Imagine FRONT as a neural net, thrown wide over Cleveland, stretching south to Akron and westward to Oberlin. One effect of the event as conceived by Artistic Director Michelle Grabner and other early planners, is to spark a new consciousness of and for the city, by proposing a series of nodal venues and energies. These in turn produce a portrait sketch (so to speak) of a geopolitical region.
To take just two examples from FRONT’s exhibition schedule, visitors could start with the late, very influential California photographer Allan Sekula’s 2006 documentary film Lottery of the Sea, screened aboard the Science Center’s vessel, the William G. Mather, permanently docked downtown at the Ninth Street pier. The 179-minute single-channel video work illuminates the role of maritime distribution in world economic terms. It also serves to introduce the sheer scale and complexity of FRONT’s intentions.

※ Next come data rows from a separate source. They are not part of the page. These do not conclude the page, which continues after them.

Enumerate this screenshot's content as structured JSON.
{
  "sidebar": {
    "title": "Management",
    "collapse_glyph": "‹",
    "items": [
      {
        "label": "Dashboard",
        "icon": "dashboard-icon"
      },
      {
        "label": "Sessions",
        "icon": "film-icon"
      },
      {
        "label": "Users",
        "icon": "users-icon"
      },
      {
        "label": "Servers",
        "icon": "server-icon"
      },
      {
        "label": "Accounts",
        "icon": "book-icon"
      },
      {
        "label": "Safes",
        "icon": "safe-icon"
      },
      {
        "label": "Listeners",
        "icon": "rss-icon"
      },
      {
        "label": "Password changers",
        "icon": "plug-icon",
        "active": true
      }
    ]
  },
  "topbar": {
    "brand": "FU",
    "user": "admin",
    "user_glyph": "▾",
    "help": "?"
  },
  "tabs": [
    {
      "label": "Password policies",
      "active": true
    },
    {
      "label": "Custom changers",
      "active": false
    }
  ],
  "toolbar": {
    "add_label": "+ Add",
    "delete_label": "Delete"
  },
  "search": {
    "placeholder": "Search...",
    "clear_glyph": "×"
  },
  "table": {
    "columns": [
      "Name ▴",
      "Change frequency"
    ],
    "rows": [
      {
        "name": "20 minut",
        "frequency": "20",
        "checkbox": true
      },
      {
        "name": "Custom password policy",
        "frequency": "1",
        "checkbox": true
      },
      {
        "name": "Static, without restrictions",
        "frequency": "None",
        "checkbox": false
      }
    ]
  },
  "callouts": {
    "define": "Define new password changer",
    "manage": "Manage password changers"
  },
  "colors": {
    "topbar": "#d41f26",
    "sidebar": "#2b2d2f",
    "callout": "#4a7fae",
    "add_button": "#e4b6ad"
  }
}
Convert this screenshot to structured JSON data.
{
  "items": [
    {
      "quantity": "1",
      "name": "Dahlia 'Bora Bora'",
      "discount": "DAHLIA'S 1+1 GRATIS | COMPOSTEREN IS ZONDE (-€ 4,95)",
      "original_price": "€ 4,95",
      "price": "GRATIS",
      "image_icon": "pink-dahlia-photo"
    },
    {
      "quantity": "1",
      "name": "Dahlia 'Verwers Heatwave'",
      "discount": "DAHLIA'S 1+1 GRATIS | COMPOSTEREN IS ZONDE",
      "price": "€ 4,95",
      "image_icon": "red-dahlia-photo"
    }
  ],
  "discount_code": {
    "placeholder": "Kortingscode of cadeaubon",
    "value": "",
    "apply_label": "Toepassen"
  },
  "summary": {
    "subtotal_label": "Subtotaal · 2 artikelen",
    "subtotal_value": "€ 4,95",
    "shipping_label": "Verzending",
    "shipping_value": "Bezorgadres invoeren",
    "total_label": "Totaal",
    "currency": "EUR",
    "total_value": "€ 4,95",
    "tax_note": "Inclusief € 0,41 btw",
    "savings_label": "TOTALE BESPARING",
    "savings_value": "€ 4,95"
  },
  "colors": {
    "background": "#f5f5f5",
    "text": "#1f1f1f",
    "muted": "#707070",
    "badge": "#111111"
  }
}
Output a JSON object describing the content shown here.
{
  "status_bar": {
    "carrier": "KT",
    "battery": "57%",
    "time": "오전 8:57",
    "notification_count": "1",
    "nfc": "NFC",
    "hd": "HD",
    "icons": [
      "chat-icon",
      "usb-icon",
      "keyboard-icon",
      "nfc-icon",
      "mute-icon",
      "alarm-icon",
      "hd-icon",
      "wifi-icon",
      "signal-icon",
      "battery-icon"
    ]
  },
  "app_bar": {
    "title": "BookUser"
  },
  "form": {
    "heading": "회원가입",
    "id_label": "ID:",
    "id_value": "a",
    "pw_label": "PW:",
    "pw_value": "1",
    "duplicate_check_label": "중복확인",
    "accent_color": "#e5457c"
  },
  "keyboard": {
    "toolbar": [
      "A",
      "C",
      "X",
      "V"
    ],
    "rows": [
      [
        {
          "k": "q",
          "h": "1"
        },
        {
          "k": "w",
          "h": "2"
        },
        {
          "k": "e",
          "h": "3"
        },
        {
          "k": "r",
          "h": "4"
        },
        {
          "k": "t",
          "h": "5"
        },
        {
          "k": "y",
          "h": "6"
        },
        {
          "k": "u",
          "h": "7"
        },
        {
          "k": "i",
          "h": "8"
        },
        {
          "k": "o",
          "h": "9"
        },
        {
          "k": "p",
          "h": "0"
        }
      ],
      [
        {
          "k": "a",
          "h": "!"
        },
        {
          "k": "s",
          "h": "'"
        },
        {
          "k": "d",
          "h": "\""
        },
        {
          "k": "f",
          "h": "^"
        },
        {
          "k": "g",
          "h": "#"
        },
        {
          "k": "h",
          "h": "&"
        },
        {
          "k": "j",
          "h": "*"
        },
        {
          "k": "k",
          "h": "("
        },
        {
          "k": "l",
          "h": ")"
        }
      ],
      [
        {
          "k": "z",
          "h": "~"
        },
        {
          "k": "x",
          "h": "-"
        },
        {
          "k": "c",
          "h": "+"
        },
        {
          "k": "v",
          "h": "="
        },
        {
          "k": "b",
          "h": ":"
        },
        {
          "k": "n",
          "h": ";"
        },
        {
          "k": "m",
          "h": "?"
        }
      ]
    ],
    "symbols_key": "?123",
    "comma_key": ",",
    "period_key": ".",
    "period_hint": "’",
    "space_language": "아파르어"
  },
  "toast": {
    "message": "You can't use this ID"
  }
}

Or, following a lower-profile curatorial move, persistent visitors might find Cleveland-based artist Lauren Yeager’s solo exhibit. Yeager was invited to contribute a show of her conceptually-oriented, combinatory found-object sculptures, displayed at the Vista warehouse on Cleveland’s Near West side. In Sculpture Bases about forty new works of varying dimensions were arrayed around a polished cement floor, in a cavernous space opening off a loading dock. The pedestals are made from anything and everything (an outsized globe, an upside down jacuzzi, even the blackened stone feet of a small statue, broken off at the ankles)—using shapely or mechanical, often manufactured items which, absent any actual sculpture, become a weird breed of parenthetical works all on their own—bases dreaming of sculpture, of an art that perished or has yet to materialize, or maybe is simply out of the question. In a conversation recorded in Volume 2 of the FRONT catalog, Detroit painter James Benjamin Franklin remarks, “That’s a crazy path.”
“It feels crazy,” Yeager replies laconically.
Crazy in a good way, I think we can assume. Yeager’s top-down, or back-to-front, concept could sum up the FRONT experience as a whole, at the end of its first, pedal-to-the-metal initial run. The triennial was something like sculpture in search of a pedestal, or like a pedestal looking for…things to put there; which somehow works, rewarding both searches in unanticipated ways, illuminating questions that nobody asked. It works because, by design, it can’t fail. Call me crazy if you want, but I’m looking forward to the next iteration of this mad scheme.